* Records for processing *
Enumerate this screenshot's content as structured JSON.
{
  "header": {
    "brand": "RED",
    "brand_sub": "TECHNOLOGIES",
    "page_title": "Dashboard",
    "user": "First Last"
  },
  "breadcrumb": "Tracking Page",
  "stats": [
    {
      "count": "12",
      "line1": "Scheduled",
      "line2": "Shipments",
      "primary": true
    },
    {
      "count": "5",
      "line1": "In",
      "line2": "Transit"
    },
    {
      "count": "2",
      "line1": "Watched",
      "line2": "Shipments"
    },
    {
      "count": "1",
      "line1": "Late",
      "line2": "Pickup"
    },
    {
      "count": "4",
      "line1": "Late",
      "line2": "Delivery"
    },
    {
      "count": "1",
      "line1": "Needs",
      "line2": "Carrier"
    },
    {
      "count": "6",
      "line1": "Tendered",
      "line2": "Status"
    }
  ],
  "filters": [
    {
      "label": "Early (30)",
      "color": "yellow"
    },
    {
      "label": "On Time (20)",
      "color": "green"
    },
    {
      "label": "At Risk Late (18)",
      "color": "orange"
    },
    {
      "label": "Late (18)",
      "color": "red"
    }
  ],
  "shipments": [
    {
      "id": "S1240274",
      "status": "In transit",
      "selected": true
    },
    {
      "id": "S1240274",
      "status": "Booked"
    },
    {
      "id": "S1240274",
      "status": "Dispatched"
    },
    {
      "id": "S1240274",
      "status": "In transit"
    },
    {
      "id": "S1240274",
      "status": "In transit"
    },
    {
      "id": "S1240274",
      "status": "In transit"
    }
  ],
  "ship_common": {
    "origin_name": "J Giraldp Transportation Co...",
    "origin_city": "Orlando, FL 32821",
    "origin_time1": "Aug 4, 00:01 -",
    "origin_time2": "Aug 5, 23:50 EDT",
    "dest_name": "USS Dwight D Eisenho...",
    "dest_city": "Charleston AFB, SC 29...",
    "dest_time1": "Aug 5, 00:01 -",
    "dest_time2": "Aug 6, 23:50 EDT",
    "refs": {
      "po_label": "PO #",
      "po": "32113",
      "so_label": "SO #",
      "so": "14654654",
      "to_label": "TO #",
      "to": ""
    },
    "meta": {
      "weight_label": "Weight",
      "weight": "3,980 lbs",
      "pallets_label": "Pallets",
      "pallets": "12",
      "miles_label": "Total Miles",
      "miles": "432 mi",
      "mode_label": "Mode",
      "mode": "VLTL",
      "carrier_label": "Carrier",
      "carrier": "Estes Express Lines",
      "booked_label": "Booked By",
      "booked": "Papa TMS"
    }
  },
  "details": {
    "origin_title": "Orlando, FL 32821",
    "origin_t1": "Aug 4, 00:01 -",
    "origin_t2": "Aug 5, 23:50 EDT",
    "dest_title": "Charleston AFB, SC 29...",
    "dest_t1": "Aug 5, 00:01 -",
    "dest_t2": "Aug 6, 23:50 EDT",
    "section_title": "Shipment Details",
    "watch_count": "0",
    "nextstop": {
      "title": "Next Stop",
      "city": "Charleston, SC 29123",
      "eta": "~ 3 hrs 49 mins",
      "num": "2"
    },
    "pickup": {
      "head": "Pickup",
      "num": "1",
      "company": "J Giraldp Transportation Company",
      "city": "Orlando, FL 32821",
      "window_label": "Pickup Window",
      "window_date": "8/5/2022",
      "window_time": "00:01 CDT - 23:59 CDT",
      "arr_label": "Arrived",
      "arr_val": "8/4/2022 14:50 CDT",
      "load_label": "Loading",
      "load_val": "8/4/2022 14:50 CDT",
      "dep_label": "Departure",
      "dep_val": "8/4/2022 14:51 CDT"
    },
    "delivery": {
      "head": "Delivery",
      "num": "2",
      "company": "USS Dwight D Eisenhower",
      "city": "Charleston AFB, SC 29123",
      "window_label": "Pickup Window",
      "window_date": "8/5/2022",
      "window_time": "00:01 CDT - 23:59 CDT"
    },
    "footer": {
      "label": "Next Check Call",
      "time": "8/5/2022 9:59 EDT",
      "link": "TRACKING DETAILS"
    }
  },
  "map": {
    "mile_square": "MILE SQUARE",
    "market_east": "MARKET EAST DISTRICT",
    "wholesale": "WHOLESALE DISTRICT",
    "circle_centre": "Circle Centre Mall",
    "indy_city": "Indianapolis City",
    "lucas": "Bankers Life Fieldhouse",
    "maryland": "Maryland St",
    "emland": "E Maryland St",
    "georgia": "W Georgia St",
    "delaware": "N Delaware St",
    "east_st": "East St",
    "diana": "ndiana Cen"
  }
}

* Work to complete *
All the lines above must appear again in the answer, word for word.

* Final answer *
Enumerate this screenshot's content as structured JSON.
{
  "header": {
    "brand": "RED",
    "brand_sub": "TECHNOLOGIES",
    "page_title": "Dashboard",
    "user": "First Last"
  },
  "breadcrumb": "Tracking Page",
  "stats": [
    {
      "count": "12",
      "line1": "Scheduled",
      "line2": "Shipments",
      "primary": true
    },
    {
      "count": "5",
      "line1": "In",
      "line2": "Transit"
    },
    {
      "count": "2",
      "line1": "Watched",
      "line2": "Shipments"
    },
    {
      "count": "1",
      "line1": "Late",
      "line2": "Pickup"
    },
    {
      "count": "4",
      "line1": "Late",
      "line2": "Delivery"
    },
    {
      "count": "1",
      "line1": "Needs",
      "line2": "Carrier"
    },
    {
      "count": "6",
      "line1": "Tendered",
      "line2": "Status"
    }
  ],
  "filters": [
    {
      "label": "Early (30)",
      "color": "yellow"
    },
    {
      "label": "On Time (20)",
      "color": "green"
    },
    {
      "label": "At Risk Late (18)",
      "color": "orange"
    },
    {
      "label": "Late (18)",
      "color": "red"
    }
  ],
  "shipments": [
    {
      "id": "S1240274",
      "status": "In transit",
      "selected": true
    },
    {
      "id": "S1240274",
      "status": "Booked"
    },
    {
      "id": "S1240274",
      "status": "Dispatched"
    },
    {
      "id": "S1240274",
      "status": "In transit"
    },
    {
      "id": "S1240274",
      "status": "In transit"
    },
    {
      "id": "S1240274",
      "status": "In transit"
    }
  ],
  "ship_common": {
    "origin_name": "J Giraldp Transportation Co...",
    "origin_city": "Orlando, FL 32821",
    "origin_time1": "Aug 4, 00:01 -",
    "origin_time2": "Aug 5, 23:50 EDT",
    "dest_name": "USS Dwight D Eisenho...",
    "dest_city": "Charleston AFB, SC 29...",
    "dest_time1": "Aug 5, 00:01 -",
    "dest_time2": "Aug 6, 23:50 EDT",
    "refs": {
      "po_label": "PO #",
      "po": "32113",
      "so_label": "SO #",
      "so": "14654654",
      "to_label": "TO #",
      "to": ""
    },
    "meta": {
      "weight_label": "Weight",
      "weight": "3,980 lbs",
      "pallets_label": "Pallets",
      "pallets": "12",
      "miles_label": "Total Miles",
      "miles": "432 mi",
      "mode_label": "Mode",
      "mode": "VLTL",
      "carrier_label": "Carrier",
      "carrier": "Estes Express Lines",
      "booked_label": "Booked By",
      "booked": "Papa TMS"
    }
  },
  "details": {
    "origin_title": "Orlando, FL 32821",
    "origin_t1": "Aug 4, 00:01 -",
    "origin_t2": "Aug 5, 23:50 EDT",
    "dest_title": "Charleston AFB, SC 29...",
    "dest_t1": "Aug 5, 00:01 -",
    "dest_t2": "Aug 6, 23:50 EDT",
    "section_title": "Shipment Details",
    "watch_count": "0",
    "nextstop": {
      "title": "Next Stop",
      "city": "Charleston, SC 29123",
      "eta": "~ 3 hrs 49 mins",
      "num": "2"
    },
    "pickup": {
      "head": "Pickup",
      "num": "1",
      "company": "J Giraldp Transportation Company",
      "city": "Orlando, FL 32821",
      "window_label": "Pickup Window",
      "window_date": "8/5/2022",
      "window_time": "00:01 CDT - 23:59 CDT",
      "arr_label": "Arrived",
      "arr_val": "8/4/2022 14:50 CDT",
      "load_label": "Loading",
      "load_val": "8/4/2022 14:50 CDT",
      "dep_label": "Departure",
      "dep_val": "8/4/2022 14:51 CDT"
    },
    "delivery": {
      "head": "Delivery",
      "num": "2",
      "company": "USS Dwight D Eisenhower",
      "city": "Charleston AFB, SC 29123",
      "window_label": "Pickup Window",
      "window_date": "8/5/2022",
      "window_time": "00:01 CDT - 23:59 CDT"
    },
    "footer": {
      "label": "Next Check Call",
      "time": "8/5/2022 9:59 EDT",
      "link": "TRACKING DETAILS"
    }
  },
  "map": {
    "mile_square": "MILE SQUARE",
    "market_east": "MARKET EAST DISTRICT",
    "wholesale": "WHOLESALE DISTRICT",
    "circle_centre": "Circle Centre Mall",
    "indy_city": "Indianapolis City",
    "lucas": "Bankers Life Fieldhouse",
    "maryland": "Maryland St",
    "emland": "E Maryland St",
    "georgia": "W Georgia St",
    "delaware": "N Delaware St",
    "east_st": "East St",
    "diana": "ndiana Cen"
  }
}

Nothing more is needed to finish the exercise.